As we continue to monitor the situation regarding the future of the DACA program, below are some key talking points about the Supreme Court's recent decision to decline to hear the DACA case without first being heard by the lower courts.
- The U.S. Supreme Court on Monday declined to hear the Trump administration's appeal of a federal judge's ruling that requires the government to keep the Deferred Action for Childhood Arrivals program open for renewals.
- Under lower court orders that remain in effect, the Department of Homeland Security must continue to accept applications from the roughly 700,000 young people who are currently enrolled in the program, known as DACA, as well as individuals whose DACA grant has expired.
- The lower court's decision does not allow Dreamers to apply for DACA if they have never before applied for the initiative, including Dreamers who are aging into eligibility, couldn't afford the filing fees, or are newly eligible for the initiative. These Dreamers remain at risk of deportation, as do the DACA recipients whose protections have expired while they wait for USCIS to process their renewal applications.
- In a brief order, the court said simply, "It is assumed the court of appeals will act expeditiously to decide this case."
- While Monday's denial gives Dreamers a breath of relief while the case works its way through lower courts, Congress must still act immediately to pass the Dream Act.
- Congress needs to stop kicking the can down the road and move forward on the Dream Act now.
- A bipartisan Dream Act was first introduced in 2001. It is shocking that nearly 20 years later, while Dreamers are still making America a better and stronger nation, Congress has not found the courage to provide them with protection from deportation, and secure for them the promise of a better life as Americans.

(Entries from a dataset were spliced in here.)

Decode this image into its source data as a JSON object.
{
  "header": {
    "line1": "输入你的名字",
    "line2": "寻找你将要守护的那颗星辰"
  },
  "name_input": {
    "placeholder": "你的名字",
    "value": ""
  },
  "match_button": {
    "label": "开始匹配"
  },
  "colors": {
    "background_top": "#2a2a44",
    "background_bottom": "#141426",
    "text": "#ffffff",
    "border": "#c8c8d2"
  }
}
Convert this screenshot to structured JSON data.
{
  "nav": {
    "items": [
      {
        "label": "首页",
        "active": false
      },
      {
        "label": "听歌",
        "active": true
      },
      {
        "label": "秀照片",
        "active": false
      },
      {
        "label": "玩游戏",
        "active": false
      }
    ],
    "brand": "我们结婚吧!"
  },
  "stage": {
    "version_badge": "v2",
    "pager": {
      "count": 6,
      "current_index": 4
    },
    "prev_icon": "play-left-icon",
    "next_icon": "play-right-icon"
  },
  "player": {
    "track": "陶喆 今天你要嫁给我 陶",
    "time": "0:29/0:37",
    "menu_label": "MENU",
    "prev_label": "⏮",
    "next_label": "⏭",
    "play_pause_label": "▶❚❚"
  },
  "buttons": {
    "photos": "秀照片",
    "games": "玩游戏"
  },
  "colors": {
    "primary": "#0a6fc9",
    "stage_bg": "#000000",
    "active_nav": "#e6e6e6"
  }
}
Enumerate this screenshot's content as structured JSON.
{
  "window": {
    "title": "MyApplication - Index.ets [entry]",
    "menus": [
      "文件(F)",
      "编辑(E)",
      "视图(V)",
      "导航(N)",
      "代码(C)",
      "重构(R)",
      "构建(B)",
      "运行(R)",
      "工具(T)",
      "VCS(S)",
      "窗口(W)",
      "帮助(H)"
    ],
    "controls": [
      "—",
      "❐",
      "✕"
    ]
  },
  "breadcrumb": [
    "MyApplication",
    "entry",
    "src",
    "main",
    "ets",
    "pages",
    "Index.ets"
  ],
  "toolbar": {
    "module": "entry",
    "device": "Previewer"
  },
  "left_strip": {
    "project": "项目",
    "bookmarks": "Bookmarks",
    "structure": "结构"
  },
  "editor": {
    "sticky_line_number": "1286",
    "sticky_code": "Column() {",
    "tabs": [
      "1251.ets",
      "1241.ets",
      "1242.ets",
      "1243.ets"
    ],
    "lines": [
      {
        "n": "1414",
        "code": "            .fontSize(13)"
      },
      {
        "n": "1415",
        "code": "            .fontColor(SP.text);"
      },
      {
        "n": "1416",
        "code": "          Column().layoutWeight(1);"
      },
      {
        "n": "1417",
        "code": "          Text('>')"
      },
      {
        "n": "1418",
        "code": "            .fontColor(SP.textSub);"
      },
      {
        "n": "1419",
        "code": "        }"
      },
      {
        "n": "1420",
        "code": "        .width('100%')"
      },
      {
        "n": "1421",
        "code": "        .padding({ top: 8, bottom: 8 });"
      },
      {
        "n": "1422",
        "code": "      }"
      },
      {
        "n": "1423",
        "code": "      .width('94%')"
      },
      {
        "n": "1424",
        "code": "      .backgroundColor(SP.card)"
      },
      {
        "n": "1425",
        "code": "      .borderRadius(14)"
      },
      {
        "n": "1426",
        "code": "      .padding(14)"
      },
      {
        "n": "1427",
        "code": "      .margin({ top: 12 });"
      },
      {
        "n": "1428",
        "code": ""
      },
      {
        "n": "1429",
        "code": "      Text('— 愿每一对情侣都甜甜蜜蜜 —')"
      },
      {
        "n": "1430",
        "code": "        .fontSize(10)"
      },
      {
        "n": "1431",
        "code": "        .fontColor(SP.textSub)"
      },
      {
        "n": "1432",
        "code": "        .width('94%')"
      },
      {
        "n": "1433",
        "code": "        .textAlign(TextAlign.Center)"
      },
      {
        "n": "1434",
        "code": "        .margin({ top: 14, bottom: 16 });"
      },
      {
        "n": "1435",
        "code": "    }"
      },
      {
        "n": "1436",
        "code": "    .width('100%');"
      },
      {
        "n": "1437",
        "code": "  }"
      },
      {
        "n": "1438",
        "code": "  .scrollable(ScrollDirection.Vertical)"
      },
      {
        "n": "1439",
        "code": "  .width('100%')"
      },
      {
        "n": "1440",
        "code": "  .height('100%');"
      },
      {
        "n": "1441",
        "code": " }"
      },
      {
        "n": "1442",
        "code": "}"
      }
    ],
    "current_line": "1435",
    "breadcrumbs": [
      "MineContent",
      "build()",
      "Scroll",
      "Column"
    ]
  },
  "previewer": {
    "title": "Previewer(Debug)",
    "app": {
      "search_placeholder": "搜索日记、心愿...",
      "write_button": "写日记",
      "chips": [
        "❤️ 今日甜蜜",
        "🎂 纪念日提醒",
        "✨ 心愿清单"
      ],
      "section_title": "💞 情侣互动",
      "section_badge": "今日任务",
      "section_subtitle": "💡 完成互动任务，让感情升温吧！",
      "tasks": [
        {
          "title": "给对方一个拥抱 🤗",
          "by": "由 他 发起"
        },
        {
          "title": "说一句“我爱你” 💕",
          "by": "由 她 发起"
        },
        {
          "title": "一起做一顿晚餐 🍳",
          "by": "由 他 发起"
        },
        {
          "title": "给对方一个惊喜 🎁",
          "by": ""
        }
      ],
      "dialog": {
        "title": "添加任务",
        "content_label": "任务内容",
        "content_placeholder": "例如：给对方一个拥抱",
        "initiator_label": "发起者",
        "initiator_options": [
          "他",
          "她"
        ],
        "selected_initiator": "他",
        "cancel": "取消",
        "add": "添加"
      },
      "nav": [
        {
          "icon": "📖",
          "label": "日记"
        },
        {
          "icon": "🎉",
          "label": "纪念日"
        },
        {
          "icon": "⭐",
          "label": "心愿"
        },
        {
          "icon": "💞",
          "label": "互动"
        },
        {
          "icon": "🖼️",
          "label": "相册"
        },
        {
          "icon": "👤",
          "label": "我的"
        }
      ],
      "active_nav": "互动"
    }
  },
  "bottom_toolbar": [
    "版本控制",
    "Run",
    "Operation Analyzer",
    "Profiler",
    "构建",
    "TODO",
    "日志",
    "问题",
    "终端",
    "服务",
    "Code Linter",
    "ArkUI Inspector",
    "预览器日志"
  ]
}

- Dreamers across the country deserve the certainty that only permanent legislative protections can bring.
- While some thought the Supreme Court would take up the case, in practice, the justices rarely accept appeals asking them to bypass the lower courts if there is no split in view among the circuits. The justices rejected the Trump Administration's effort to bypass the lower courts.

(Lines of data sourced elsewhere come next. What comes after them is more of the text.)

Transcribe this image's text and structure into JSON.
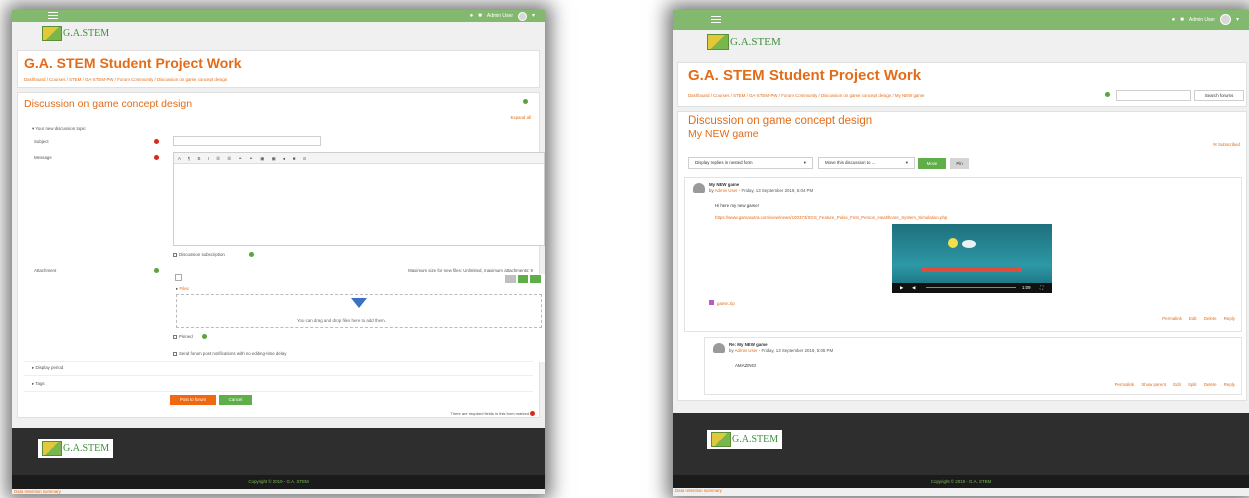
{
  "brand": {
    "logo_text": "G.A.STEM",
    "footer_logo_text": "G.A.STEM"
  },
  "navbar": {
    "user": "Admin User"
  },
  "site": {
    "title": "G.A. STEM Student Project Work"
  },
  "left": {
    "breadcrumbs": "Dashboard  /  Courses  /  STEM  /  GA-STEM-PW  /  Forum Community  /  Discussion on game concept design",
    "heading": "Discussion on game concept design",
    "expand_all": "Expand all",
    "section_new_topic": "Your new discussion topic",
    "label_subject": "Subject",
    "label_message": "Message",
    "discussion_subscription": "Discussion subscription",
    "label_attachment": "Attachment",
    "max_size": "Maximum size for new files: Unlimited, maximum attachments: 9",
    "files_label": "Files",
    "dropzone_text": "You can drag and drop files here to add them.",
    "pinned": "Pinned",
    "send_notifications": "Send forum post notifications with no editing-time delay",
    "display_period": "Display period",
    "tags": "Tags",
    "post_button": "Post to forum",
    "cancel_button": "Cancel",
    "required_note": "There are required fields in this form marked"
  },
  "right": {
    "breadcrumbs": "Dashboard  /  Courses  /  STEM  /  GA-STEM-PW  /  Forum Community  /  Discussion on game concept design  /  My NEW game",
    "search_button": "Search forums",
    "heading": "Discussion on game concept design",
    "subheading": "My NEW game",
    "subscribed": "Subscribed",
    "display_mode": "Display replies in nested form",
    "move_label": "Move this discussion to ...",
    "move_button": "Move",
    "pin_button": "Pin",
    "post1": {
      "title": "My NEW game",
      "by": "by",
      "author": "Admin User",
      "date": " - Friday, 13 September 2019, 5:04 PM",
      "body": "Hi here my new game!",
      "url": "https://www.gamasutra.com/view/news/100373/SGS_Feature_Pulse_First_Person_Healthcare_System_Simulation.php",
      "video_time": "1:09",
      "attachment": "game.zip",
      "actions": [
        "Permalink",
        "Edit",
        "Delete",
        "Reply"
      ]
    },
    "post2": {
      "title": "Re: My NEW game",
      "by": "by",
      "author": "Admin User",
      "date": " - Friday, 13 September 2019, 5:05 PM",
      "body": "AMAZING!",
      "actions": [
        "Permalink",
        "Show parent",
        "Edit",
        "Split",
        "Delete",
        "Reply"
      ]
    }
  },
  "footer": {
    "copyright": "Copyright © 2019 - G.A. STEM",
    "retention": "Data retention summary"
  },
  "colors": {
    "accent": "#e36c18",
    "navbar": "#83b96f",
    "primary_button": "#f0680f",
    "secondary_button": "#5fae4a"
  }
}
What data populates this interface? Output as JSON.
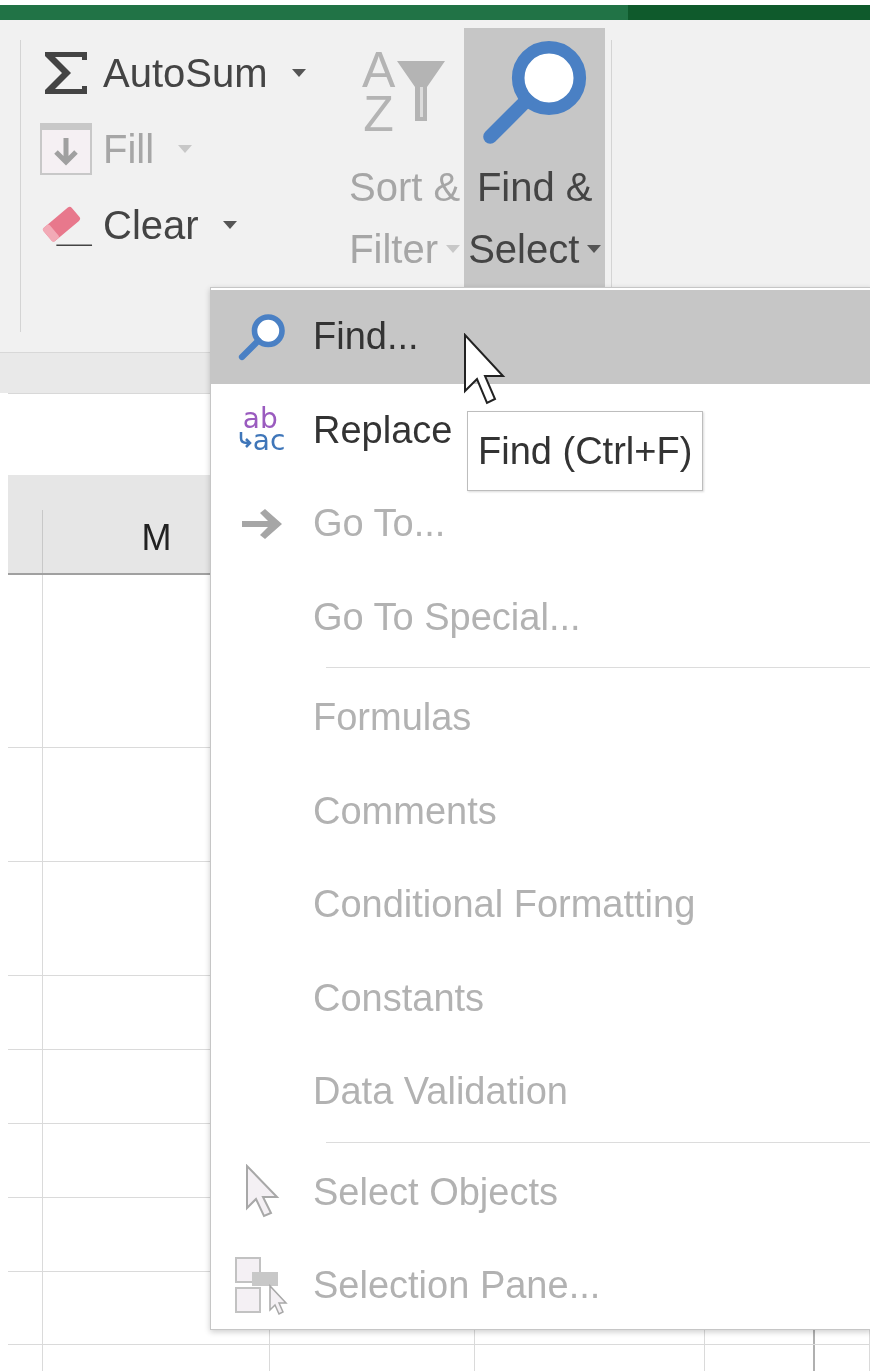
{
  "ribbon": {
    "small_buttons": [
      {
        "label": "AutoSum",
        "disabled": false
      },
      {
        "label": "Fill",
        "disabled": true
      },
      {
        "label": "Clear",
        "disabled": false
      }
    ],
    "large_buttons": [
      {
        "lines": [
          "Sort &",
          "Filter"
        ],
        "icon_letters": [
          "A",
          "Z"
        ],
        "disabled": true,
        "selected": false
      },
      {
        "lines": [
          "Find &",
          "Select"
        ],
        "disabled": false,
        "selected": true
      }
    ]
  },
  "sheet": {
    "column_headers": [
      {
        "label": "M"
      }
    ]
  },
  "menu": {
    "items": [
      {
        "kind": "item",
        "label": "Find...",
        "disabled": false,
        "selected": true
      },
      {
        "kind": "item",
        "label": "Replace",
        "icon_letters": [
          "ab",
          "ac"
        ],
        "disabled": false,
        "selected": false
      },
      {
        "kind": "item",
        "label": "Go To...",
        "disabled": true,
        "selected": false
      },
      {
        "kind": "item",
        "label": "Go To Special...",
        "disabled": true,
        "selected": false
      },
      {
        "kind": "separator"
      },
      {
        "kind": "item",
        "label": "Formulas",
        "disabled": true,
        "selected": false
      },
      {
        "kind": "item",
        "label": "Comments",
        "disabled": true,
        "selected": false
      },
      {
        "kind": "item",
        "label": "Conditional Formatting",
        "disabled": true,
        "selected": false
      },
      {
        "kind": "item",
        "label": "Constants",
        "disabled": true,
        "selected": false
      },
      {
        "kind": "item",
        "label": "Data Validation",
        "disabled": true,
        "selected": false
      },
      {
        "kind": "separator"
      },
      {
        "kind": "item",
        "label": "Select Objects",
        "disabled": true,
        "selected": false
      },
      {
        "kind": "item",
        "label": "Selection Pane...",
        "disabled": true,
        "selected": false
      }
    ]
  },
  "tooltip": {
    "text": "Find (Ctrl+F)"
  }
}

- DACA allows children of undocumented immigrants, known as Dreamers, to remain here if they were under 16 when their parents brought them to the U.S. and if they arrived by 2007. DACA recipients can renew their applications every two years.
- Monday's action by the Supreme Court leaves the DACA challenge pending, expected to be taken up by the 2nd and 9th Circuit courts.

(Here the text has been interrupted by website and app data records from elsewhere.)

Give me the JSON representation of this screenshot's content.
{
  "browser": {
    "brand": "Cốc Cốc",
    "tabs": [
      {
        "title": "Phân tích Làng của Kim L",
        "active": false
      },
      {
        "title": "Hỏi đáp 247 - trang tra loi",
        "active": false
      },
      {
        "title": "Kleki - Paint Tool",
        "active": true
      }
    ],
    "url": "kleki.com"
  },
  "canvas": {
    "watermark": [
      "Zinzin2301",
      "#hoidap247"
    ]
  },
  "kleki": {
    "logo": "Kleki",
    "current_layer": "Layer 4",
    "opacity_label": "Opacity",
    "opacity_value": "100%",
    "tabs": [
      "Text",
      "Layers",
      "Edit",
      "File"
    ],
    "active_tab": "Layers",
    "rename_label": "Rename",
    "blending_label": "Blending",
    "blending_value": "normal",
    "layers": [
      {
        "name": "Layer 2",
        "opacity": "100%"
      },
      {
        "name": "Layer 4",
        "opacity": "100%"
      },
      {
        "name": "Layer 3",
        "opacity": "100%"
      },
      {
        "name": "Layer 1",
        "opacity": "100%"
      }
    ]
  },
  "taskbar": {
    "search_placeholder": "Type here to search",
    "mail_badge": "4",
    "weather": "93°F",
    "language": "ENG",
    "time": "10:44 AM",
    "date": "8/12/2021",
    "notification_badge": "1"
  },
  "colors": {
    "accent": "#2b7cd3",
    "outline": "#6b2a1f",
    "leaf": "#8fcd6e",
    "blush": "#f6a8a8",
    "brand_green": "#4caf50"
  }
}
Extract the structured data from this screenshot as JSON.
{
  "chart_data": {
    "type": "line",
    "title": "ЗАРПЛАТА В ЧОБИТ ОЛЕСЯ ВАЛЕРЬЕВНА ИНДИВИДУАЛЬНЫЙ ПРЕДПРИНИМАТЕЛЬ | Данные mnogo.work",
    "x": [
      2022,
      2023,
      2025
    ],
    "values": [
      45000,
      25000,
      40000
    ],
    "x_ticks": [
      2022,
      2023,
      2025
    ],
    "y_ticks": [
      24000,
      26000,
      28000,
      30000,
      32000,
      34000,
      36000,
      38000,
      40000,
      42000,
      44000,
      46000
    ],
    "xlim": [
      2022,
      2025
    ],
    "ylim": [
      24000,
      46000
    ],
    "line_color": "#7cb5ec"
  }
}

- Truly, Congressional action, and a permanent fix for Dreamers is the only solution that makes sense both pragmatically and morally.
BACKGROUND ON THE CASE IN QUESTION
- On Jan. 9, a federal judge in San Francisco, William Alsup, ruled in favor of the University of California and its president, former Homeland Security secretary Janet Napolitano. They sued to keep the program going after the Trump administration said in September that it would end it within six months. Alsup said Attorney General Jeff Sessions had wrongly concluded that DACA was put in place without proper legal authority.
- The Justice Department immediately said it would contest that ruling before the 9th Circuit Court of Appeals in California. But government lawyers also asked the Supreme Court to take the highly unusual step of agreeing to hear the case, bypassing the appeals court.
- The Supreme Court has agreed only about a dozen times in the past century to immediately take a case and bypass the federal appeals courts, and those case usually involve a national emergency, such as nationwide strikes in the steel and coal industries.
- In asking the court to take the case, the Justice Department took another unusual step in declining to ask the justices to block the lower court order in the meantime, which would have allowed the government to shut DACA down as planned. Such a start-and-stop approach, the government said, would frustrate the goal of winding the program down in an orderly way.
AILA Doc. No. 18022632